Thinking about Incest 5: Just How Encompassing IS the Westermarck Effect?

As characterized so far in previous posts, the scope of the Westermarck Effect seems quite narrow in that it is directly concerned only with something like sibling incest, and then only with that for siblings raised together. However, there are a number of places where Westermarck himself suggests a much more general account of what the effect named in his honour covers. At the end of ch.14 of A History of Human Marriage (all reference here to the 3rd edition) Westermarck says:

The home is kept pure from incestuous defilement neither by laws, nor by customs, nor by education, but by an instinct which under normal circumstances makes sexual love between the nearest kin a psychical impossibility. An unwritten law, says Plato, defends “as sufficiently as possible”, parents from incestuous intercourse with their children, brothers from intercourse with their sisters … ‘nor does even the desire for this intercourse come at all upon the masses’”. (Westermarck, History, p.319; bold italics mine) Continue reading

Thinking about Incest 4: Getting more Explicit about the Westermarck Effect

In previous posts in this series, I talked about genetic sexual attraction, incest, and some current characterizations of the Westermarck Effect. In this post, I want to offer a preliminary sharpening of the Westermarck Effect, based just on those previous characterizations. The most natural reading of them might give us something like this as an expression of the effect named for Westermarck:

if two individuals are intimate childhood associates, having been raised together for a number of years from early in life, then those two individuals will have a psychological aversion to sexual relations to one another and/or will lack erotic feelings for one another, and will, as a result, avoid incestual behaviors with one another when they are sexually mature.

This formulation makes intimate childhood association, however it is spelt out precisely, a sufficient condition for a cluster of attitudes, feelings, and behavior avoidances. It can also be read as making both predictions—from childhood facts to claims about adulthood—and retrodictions—from adulthood facts to claims about childhood–about attitudes, feelings, and behavior avoidances in particular individuals, and to posit a causal chain linking early life experiences to those attitudes, feelings, and avoidances.

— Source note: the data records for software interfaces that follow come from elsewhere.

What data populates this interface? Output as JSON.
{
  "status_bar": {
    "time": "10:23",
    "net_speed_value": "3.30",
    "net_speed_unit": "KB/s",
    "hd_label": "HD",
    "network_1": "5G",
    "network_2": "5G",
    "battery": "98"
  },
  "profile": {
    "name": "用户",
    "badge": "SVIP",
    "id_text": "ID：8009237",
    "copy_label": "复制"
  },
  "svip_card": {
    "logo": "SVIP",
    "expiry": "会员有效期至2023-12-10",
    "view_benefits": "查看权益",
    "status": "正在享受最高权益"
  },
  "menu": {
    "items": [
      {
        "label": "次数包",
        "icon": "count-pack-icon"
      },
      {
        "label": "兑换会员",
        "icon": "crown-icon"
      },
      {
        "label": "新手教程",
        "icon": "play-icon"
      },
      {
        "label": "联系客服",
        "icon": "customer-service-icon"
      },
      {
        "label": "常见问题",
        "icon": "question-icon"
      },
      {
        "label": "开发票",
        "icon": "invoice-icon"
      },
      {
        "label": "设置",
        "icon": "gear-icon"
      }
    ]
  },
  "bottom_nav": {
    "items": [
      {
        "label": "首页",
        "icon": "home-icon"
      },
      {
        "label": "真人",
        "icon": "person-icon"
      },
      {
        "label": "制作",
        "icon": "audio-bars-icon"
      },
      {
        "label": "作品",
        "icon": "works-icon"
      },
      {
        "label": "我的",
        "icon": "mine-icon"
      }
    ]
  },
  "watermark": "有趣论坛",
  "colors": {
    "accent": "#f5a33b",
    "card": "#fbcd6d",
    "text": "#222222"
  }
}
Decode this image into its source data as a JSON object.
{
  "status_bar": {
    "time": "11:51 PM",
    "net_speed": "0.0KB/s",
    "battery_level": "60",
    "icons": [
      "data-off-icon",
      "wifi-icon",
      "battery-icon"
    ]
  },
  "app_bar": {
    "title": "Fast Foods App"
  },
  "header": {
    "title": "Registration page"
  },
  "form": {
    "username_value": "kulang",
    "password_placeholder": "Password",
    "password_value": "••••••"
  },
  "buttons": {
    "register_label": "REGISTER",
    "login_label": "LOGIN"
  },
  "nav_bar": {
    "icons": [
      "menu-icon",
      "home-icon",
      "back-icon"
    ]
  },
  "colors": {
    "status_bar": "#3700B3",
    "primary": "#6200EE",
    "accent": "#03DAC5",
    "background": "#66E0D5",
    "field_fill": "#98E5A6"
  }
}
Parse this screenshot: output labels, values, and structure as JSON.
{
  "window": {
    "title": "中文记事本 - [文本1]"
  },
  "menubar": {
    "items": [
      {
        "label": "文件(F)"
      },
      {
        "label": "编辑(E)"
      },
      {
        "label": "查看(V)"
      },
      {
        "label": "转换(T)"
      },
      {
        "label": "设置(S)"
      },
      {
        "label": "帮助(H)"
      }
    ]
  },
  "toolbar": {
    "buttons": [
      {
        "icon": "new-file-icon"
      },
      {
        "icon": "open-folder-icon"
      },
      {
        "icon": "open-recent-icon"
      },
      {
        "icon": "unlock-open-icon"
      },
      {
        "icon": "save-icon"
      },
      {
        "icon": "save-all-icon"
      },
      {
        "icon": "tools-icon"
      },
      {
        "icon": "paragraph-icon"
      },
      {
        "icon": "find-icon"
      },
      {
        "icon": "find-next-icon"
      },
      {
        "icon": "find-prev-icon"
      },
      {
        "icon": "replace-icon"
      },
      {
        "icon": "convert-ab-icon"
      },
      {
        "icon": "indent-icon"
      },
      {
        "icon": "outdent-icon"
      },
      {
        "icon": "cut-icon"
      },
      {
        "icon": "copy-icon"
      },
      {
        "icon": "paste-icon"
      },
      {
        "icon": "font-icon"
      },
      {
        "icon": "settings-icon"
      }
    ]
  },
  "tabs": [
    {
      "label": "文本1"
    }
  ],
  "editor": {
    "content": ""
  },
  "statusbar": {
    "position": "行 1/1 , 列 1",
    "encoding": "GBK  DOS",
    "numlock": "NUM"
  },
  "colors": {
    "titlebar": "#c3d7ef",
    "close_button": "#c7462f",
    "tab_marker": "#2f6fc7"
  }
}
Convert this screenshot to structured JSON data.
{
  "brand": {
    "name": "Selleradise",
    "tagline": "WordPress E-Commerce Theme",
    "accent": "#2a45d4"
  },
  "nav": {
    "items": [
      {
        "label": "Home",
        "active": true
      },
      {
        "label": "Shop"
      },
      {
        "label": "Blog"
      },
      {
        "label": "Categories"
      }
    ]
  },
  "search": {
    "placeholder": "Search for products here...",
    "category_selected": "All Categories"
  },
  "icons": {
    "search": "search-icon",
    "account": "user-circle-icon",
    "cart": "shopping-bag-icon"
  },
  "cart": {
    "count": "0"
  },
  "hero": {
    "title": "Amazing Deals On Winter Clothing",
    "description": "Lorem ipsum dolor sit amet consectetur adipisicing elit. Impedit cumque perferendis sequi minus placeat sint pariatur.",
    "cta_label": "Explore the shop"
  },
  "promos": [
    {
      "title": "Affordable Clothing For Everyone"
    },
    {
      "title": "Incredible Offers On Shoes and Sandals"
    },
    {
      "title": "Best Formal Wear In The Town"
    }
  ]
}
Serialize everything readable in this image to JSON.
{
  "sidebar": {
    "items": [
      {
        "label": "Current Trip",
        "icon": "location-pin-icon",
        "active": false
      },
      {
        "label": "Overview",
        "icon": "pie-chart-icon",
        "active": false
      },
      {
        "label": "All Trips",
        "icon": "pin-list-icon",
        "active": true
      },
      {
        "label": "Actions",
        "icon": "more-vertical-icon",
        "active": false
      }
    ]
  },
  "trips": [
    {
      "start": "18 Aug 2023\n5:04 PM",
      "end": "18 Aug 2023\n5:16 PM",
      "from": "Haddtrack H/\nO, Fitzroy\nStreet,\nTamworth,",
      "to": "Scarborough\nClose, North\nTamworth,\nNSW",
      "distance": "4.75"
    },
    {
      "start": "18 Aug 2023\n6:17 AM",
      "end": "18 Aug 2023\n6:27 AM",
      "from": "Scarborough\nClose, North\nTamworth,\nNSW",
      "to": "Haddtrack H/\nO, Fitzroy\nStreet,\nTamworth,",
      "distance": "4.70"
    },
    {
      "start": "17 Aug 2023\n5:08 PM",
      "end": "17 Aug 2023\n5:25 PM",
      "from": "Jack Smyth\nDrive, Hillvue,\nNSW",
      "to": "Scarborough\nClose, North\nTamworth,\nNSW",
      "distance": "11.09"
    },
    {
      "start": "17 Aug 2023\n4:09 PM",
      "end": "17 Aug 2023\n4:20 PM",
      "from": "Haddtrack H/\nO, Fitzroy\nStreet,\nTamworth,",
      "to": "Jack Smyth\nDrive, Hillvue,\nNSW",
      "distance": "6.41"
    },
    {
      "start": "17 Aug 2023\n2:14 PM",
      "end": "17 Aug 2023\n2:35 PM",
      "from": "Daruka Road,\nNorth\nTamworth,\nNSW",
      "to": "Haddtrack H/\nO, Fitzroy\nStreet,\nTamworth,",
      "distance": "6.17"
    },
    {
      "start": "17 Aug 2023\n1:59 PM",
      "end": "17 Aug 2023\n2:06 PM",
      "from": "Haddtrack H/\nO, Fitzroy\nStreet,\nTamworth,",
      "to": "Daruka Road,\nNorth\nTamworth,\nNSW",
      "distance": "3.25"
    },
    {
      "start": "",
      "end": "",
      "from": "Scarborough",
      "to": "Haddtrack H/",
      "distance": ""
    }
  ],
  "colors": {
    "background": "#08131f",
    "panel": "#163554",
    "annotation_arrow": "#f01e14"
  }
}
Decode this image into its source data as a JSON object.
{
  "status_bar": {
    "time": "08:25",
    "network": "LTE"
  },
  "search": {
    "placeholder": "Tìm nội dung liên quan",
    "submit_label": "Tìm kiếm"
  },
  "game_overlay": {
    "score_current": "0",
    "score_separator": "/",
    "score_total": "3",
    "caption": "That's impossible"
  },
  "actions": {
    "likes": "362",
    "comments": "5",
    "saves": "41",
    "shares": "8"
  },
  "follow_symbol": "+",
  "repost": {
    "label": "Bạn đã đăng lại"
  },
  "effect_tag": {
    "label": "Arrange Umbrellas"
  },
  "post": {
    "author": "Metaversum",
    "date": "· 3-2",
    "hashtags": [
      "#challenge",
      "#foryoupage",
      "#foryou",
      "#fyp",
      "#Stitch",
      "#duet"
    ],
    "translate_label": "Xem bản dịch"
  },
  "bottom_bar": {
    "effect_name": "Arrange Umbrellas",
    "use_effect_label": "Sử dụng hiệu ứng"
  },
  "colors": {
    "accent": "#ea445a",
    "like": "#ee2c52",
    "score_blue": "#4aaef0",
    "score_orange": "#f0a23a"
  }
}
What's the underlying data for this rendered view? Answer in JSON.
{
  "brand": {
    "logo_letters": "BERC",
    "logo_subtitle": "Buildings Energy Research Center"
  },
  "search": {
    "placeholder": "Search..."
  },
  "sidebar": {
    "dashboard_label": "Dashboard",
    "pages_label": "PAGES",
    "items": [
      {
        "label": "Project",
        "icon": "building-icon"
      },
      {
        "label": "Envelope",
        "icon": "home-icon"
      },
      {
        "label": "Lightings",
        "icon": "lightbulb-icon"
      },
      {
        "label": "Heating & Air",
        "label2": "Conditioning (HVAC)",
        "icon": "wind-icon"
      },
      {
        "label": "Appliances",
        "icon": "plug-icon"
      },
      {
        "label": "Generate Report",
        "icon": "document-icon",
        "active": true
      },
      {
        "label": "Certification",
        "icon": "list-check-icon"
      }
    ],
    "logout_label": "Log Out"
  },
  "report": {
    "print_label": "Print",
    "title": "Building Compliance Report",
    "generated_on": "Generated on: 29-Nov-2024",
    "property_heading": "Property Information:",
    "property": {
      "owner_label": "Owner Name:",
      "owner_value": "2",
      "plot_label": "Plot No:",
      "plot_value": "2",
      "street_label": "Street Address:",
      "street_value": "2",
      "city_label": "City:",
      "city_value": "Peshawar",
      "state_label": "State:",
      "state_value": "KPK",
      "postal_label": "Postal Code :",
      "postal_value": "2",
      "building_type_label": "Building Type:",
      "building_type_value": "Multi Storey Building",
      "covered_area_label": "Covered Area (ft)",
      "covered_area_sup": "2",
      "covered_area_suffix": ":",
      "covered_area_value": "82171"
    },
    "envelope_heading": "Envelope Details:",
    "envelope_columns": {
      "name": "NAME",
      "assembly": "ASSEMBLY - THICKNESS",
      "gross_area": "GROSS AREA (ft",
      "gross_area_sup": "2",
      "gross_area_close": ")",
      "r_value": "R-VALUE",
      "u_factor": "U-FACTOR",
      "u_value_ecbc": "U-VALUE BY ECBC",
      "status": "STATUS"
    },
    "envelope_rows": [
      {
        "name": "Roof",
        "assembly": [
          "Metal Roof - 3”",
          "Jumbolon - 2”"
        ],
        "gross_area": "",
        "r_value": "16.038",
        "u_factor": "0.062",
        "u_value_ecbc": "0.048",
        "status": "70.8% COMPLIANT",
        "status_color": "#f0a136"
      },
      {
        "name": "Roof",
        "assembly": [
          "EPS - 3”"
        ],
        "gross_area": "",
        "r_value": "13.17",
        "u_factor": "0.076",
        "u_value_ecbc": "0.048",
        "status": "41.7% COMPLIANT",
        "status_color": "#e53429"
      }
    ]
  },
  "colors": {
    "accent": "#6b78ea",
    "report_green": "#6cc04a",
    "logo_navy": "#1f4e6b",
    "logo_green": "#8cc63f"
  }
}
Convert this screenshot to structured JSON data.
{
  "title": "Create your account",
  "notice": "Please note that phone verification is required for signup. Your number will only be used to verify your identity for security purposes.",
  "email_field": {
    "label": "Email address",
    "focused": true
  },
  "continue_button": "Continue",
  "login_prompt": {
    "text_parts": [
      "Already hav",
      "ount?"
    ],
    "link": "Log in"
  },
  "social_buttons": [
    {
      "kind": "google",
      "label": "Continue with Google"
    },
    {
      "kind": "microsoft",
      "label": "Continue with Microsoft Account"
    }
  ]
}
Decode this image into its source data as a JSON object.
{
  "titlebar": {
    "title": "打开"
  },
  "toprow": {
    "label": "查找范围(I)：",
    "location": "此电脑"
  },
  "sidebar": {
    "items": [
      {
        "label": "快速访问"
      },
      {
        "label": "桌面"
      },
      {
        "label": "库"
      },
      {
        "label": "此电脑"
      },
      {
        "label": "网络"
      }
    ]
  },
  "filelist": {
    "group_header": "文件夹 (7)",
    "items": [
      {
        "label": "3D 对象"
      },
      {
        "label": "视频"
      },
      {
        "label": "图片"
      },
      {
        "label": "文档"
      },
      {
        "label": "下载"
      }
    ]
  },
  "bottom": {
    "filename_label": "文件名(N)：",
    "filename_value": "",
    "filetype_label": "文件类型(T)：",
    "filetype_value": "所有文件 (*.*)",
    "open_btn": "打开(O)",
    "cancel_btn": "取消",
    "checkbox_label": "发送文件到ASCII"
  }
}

Continue reading

Thinking about Incest 3: Westermarck, Fritzl, and Incest

The first pair of posts in this series looked at genetic sexual attraction, or what I suggested might be called adult reunion-mediated GSA, or ARMGSA. Simply lumping that together with other incest-related phenomena isn’t that productive, though I think that ARMGSA does tell us something important about incest, sexual attraction, and social taboos. To get to that, I want to go a bit slowly through a view that was mentioned in the previous posts, “the Westermarck Effect”. What is this, and what does it have to do with incest?

Edward Westermarck was a Finnish thinker whose 1891 tome The History of Human Marriage, published when he was in his late 20s, began a career of publishing long, wide-ranging books on marriage, sex, and the origins of morality. Westermarck is most often remembered for a particular view he held about the relationship between early childhood association and sexual attraction, a view often named the Westermarck Effect. There are various characterizations of this effect and its relationship to incest. Here are four taken from one recent collection that adopts a biosocial approach to incest, Arthur Wolf and William Durham’s Inbreeding, Incest, and the Incest Taboo: The State of Knowledge at the Turn of the Century (Stanford University Press, 2004), a book whose core message is that despite the fact that Westermarck’s views have been widely dismissed until recently, he was more right than wrong about childhood association and sexual attraction: Continue reading